In a recent decision, In re Xcelera.com Securities Litigation, No. 00-11649 (D. Mass. Apr. 25, 2008), Judge D.J. Zobel of the United States District Court for the District of Massachusetts was called upon to assess the testimony of a putative expert witness, Dr. Scott Hakala, tendered by the plaintiffs in a pending securities fraud class action. In Xcelera.com, the plaintiffs had argued that Xcelera misled investors by failing to disclose that a corporate transaction involving Mirror Image could cause their interests in Xcelera to be significantly diluted. Plaintiffs sought to rely on Hakala’s opinions for both their proposed damages theory and their need to prove loss causation, which is a mandatory element of any claim under Section 10(b) of the Securities Exchange Act of 1934. Defendants sought to exclude Hakala’s testimony pursuant to Fed. R. Evid. 702 and the Supreme Court’s decision in Daubert v. Merrell Dow Pharmeceuticals, Inc., 509 U.S. 579 (1993).

Only a few days before the case was to go to trial, the District Court postponed the trial and scheduled a preliminary hearing on defendants’ Daubert motion concerning Hakala. After oral argument on the motion, the District Court ruled that Hakala would not be allowed to testify, which meant that plaintiffs no longer had any means to attempt to establish through expert testimony that defendants’ activities caused any injury to Xcelera shareholders. Based on this ruling, the Court also granted summary judgment to the defendants.

Specifically, the Court found that Hakala’s “event studies and his application of the methodology to the facts in [the] case [were] flawed in several respects,” and not the “product of reliable principles and methods.” Xcelera.com, No. 00-11649, slip op. at 1 (quoting Fed. R. Evid. 702). The Court noted four areas where Hakala’s work was unsound, all of which led the Court to exclude him from testifying in the case: (1) his use of “dummy variables;” (2) his failure to use relevant event dates in his event studies; (3) his failure to square his methodology with the theory of market efficiency; and (4) his failure to consider other factors that could have affected Xcelera’s stock price during the relevant time period.

Misapplication of Dummy Variables: Dummy variables are used in event studies to capture and control for the effects of company-specific events by assigning a value for the days under study and zero elsewhere. Hakala used dummy variables in his event studies for “every date on which he claims there was any news at all about Xcelera that might have affected the stock price.” Id. at 1. The Court held that, “[a]lthough the academic literature supports the use of dummy variables for events in which significant company-specific news is released, no peer-reviewed journal supports the view that dummy variables may be used on all dates on which any company news appears.” Id. (emphasis in original).

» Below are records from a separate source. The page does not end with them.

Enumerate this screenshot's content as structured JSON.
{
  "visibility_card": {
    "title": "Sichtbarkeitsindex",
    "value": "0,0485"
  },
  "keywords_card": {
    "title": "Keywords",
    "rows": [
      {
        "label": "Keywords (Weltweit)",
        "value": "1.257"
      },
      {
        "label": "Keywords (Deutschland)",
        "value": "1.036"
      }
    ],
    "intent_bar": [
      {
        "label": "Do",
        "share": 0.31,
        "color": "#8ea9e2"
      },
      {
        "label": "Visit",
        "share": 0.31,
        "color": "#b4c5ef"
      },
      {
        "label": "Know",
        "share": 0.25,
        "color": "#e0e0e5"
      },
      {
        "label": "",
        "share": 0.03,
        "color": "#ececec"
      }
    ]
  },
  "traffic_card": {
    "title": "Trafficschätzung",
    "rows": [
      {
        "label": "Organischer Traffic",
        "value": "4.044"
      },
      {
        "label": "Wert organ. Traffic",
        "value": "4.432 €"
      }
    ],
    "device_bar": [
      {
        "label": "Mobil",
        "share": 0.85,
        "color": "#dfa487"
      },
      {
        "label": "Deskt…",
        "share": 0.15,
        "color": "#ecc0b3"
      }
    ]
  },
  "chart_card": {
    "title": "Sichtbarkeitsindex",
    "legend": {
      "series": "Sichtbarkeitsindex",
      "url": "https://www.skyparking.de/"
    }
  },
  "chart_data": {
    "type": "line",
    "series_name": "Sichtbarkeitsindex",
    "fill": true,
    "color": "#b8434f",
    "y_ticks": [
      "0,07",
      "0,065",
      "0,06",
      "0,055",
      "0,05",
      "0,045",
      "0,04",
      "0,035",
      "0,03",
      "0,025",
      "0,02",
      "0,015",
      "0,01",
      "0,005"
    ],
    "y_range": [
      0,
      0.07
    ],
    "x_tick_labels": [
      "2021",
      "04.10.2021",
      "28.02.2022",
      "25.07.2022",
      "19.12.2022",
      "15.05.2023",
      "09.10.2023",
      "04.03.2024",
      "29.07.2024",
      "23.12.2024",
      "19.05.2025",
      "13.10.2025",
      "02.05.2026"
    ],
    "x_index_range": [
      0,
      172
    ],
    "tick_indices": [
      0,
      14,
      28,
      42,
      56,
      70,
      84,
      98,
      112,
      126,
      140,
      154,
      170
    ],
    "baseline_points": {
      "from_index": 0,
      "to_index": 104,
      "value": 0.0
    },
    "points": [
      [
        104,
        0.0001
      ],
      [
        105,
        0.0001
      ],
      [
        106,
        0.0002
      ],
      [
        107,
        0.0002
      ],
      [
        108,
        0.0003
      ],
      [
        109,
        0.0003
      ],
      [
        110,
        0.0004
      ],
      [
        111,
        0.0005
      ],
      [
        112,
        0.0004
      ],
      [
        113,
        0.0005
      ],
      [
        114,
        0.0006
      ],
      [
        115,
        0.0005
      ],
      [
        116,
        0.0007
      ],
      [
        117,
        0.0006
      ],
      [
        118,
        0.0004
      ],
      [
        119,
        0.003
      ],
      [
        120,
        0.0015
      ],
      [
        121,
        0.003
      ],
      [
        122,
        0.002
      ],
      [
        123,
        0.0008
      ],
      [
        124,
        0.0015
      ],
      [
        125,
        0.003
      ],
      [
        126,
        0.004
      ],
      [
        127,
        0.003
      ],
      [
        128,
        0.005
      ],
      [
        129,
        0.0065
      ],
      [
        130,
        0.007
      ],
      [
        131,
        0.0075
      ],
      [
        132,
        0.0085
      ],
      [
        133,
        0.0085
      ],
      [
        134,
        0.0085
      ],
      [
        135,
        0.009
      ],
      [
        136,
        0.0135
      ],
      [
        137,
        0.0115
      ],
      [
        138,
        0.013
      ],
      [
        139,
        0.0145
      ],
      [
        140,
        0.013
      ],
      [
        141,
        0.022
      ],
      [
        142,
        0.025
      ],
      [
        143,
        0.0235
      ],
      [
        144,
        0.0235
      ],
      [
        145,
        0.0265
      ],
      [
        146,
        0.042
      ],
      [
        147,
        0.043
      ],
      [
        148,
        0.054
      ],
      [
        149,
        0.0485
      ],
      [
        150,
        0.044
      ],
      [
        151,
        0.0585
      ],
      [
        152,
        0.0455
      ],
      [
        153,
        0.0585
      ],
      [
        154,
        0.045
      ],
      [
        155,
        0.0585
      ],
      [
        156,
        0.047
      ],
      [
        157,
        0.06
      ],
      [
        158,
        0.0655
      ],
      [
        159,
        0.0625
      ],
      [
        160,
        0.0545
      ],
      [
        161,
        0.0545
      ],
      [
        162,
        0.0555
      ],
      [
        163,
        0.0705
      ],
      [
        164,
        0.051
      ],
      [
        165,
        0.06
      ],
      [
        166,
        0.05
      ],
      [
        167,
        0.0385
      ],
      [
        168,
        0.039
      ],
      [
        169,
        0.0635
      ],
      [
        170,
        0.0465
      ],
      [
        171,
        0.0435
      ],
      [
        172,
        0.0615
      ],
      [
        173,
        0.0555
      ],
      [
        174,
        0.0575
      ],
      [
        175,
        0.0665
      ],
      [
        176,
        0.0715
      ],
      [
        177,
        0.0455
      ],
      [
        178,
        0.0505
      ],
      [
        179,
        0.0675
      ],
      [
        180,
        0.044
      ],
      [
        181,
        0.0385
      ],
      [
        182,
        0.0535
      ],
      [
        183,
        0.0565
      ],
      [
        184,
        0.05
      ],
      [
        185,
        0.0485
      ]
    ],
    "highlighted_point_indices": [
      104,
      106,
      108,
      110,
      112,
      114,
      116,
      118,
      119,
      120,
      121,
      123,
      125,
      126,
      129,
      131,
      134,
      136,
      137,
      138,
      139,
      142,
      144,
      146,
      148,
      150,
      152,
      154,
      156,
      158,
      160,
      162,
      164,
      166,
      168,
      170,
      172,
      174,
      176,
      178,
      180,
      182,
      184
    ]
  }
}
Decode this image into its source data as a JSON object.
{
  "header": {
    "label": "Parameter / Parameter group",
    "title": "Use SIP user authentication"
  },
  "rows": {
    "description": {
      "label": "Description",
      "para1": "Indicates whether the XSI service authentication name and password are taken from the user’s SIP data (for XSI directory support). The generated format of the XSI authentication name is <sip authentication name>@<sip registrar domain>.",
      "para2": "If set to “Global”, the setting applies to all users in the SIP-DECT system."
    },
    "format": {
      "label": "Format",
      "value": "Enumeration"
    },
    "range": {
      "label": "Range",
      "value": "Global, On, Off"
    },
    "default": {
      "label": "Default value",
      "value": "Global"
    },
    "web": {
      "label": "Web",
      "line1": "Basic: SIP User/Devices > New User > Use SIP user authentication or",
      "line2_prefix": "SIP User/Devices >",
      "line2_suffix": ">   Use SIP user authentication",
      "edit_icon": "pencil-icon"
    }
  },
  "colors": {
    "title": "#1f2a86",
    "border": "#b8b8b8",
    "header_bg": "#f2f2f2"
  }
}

Failure To Acknowledge Other Relevant Dates: The Court also discussed the fact that a key date in the chronology of relevant facts was August 1, 2000 – the day after Xcelera issued its Form 20-F, containing the purported corrective disclosure, and the same day an analyst report was released that discussed the dilution issue. The Court was troubled by the fact that Hakala failed to include August 1 in his event studies. Id. at 2. From Hakala’s testimony during the hearing, it appeared that he chose to exclude August 1 (the first trading day after the announcement) because he concluded the stock price fluctuated on August 1, and the stock did not have an overnight drop until August 2. (Hakala Apr. 25, 2008 Hr’g Tr. 59:6-13.) The Court ultimately rejected these attempts to explain away the omission of August 1. Hakala had not included either July 31 or August 1 as a relevant date in his original event study, but added July 31 only after defendants filed their summary judgment motion. Hakala claimed that he had added July 31 because the stock price declined on that day due to “negative anticipation” of the dilution issue. Id. The Court observed, however, that no evidence existed in support of such a theory. Id. (noting that “[q]uite simply, his theory does not match the facts”).

Opinions Inconsistent With Market Efficiency: The Court further faulted Hakala’s decision to include August 9, 2000 as a relevant date where he claimed the stock price went down due to additional information related to dilution. Id. at 2-3. The Court could not square the theory of market efficiency with Hakala’s conclusion that August 1 should be excluded (the day after the relevant announcement), but that events starting on August 2 through August 9 should be considered as having a possible effect on the stock price associated with this same issue. Id. at 3 (noting Hakala’s contradictory testimony that, “in an efficient market the release of previously-known information will not effect [sic] the stock price”).

Ignoring Potentially Confounding Factors: Last, the Court was troubled by Hakala’s failure to consider other factors that could have had an effect on Xcelera’s stock price in August 2000, including tax liability issues, the inclusion of a one-time gain that impacted net income per share, the acquiree company’s potential inability to generate revenue, and insider stock sales. Id. at 4-5.

For all of the above reasons, the Court granted the defendants’ motion to exclude Hakala’s testimony.